**TASK TO COMPLETE:**
All lines of the material below that include the string "Package" are to be copied.

--

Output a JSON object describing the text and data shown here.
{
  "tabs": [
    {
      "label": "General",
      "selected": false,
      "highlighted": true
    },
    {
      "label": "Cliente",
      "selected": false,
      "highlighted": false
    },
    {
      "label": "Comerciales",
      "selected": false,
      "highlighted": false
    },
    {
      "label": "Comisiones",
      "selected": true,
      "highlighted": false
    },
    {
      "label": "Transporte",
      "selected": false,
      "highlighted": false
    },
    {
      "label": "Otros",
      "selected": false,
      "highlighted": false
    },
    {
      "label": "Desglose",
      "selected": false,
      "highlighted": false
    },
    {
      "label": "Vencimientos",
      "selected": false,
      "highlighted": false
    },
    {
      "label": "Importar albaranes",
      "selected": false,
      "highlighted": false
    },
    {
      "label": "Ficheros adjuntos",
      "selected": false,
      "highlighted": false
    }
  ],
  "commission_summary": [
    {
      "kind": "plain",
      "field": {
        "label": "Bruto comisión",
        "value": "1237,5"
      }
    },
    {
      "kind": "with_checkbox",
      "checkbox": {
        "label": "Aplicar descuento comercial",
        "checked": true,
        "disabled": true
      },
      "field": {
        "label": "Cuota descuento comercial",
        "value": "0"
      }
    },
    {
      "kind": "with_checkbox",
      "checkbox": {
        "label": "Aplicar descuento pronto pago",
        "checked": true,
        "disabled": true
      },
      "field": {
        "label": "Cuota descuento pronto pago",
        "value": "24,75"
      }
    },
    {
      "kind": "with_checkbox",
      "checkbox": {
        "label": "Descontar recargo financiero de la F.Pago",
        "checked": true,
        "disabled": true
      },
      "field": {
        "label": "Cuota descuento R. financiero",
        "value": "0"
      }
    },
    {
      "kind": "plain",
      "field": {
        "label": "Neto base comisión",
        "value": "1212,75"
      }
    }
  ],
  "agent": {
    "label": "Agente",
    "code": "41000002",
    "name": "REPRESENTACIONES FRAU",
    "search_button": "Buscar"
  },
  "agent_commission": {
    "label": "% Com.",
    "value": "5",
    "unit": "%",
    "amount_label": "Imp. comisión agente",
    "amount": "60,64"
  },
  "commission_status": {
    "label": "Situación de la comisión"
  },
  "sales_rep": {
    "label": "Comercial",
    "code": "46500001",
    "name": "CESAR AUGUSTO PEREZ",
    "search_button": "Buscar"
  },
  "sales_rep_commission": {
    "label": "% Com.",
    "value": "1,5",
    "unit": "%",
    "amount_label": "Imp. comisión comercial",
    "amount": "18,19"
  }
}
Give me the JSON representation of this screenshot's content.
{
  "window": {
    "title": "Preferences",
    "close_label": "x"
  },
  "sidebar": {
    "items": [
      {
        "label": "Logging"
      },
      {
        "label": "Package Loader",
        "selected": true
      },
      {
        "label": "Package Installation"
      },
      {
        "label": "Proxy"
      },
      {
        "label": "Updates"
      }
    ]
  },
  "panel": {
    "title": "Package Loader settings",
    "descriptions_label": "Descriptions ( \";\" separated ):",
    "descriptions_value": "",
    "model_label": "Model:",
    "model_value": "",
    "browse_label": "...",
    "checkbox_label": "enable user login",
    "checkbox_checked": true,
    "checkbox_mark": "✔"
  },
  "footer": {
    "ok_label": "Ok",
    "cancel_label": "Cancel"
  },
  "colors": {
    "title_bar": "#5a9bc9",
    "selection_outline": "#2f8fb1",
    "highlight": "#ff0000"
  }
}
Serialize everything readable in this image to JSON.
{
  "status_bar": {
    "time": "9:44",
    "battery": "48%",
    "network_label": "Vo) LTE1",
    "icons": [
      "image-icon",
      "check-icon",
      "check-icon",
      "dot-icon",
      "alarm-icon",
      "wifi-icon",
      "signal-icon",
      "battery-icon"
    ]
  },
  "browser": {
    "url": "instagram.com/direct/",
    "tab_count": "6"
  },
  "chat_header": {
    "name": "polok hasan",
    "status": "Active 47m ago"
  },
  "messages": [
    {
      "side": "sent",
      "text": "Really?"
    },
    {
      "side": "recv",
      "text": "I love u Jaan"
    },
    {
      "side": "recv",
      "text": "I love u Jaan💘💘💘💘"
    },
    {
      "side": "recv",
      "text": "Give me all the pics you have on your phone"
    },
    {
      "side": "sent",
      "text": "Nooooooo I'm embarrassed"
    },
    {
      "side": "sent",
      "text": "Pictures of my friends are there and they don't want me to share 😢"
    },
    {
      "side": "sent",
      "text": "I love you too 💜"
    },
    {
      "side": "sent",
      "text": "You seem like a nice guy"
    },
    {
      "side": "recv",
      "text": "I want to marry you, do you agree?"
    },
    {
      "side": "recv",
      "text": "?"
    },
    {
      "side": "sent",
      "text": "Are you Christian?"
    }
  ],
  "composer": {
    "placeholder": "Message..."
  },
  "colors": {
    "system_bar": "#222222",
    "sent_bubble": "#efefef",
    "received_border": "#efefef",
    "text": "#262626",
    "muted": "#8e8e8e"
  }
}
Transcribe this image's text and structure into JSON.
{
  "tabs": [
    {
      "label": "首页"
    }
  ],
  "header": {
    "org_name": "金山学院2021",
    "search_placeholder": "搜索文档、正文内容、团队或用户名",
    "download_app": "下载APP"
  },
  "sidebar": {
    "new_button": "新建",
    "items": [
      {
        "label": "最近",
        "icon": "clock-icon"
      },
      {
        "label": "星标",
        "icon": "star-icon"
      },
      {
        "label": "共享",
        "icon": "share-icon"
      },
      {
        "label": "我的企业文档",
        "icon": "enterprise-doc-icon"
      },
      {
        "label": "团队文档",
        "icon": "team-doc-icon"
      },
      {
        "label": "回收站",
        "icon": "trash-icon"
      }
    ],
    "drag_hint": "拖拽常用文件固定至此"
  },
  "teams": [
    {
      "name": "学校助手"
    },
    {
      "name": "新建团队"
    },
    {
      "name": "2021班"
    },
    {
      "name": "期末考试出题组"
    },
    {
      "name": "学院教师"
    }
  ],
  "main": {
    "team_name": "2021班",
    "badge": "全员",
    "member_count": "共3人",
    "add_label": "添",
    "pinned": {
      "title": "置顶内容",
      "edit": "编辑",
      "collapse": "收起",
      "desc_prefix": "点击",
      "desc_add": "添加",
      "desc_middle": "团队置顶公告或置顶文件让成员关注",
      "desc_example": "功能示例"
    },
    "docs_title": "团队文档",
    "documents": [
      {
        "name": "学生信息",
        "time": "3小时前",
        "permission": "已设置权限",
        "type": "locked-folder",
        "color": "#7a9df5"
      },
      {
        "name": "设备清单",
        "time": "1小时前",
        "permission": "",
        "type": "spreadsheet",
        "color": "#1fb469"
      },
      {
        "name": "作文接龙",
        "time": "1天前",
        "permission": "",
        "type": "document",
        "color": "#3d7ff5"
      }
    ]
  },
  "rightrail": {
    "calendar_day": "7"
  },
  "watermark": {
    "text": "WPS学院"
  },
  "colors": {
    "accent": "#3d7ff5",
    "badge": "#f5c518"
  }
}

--

**RESPONSE:**
        "label": "Package Loader",
        "label": "Package Installation"
    "title": "Package Loader settings",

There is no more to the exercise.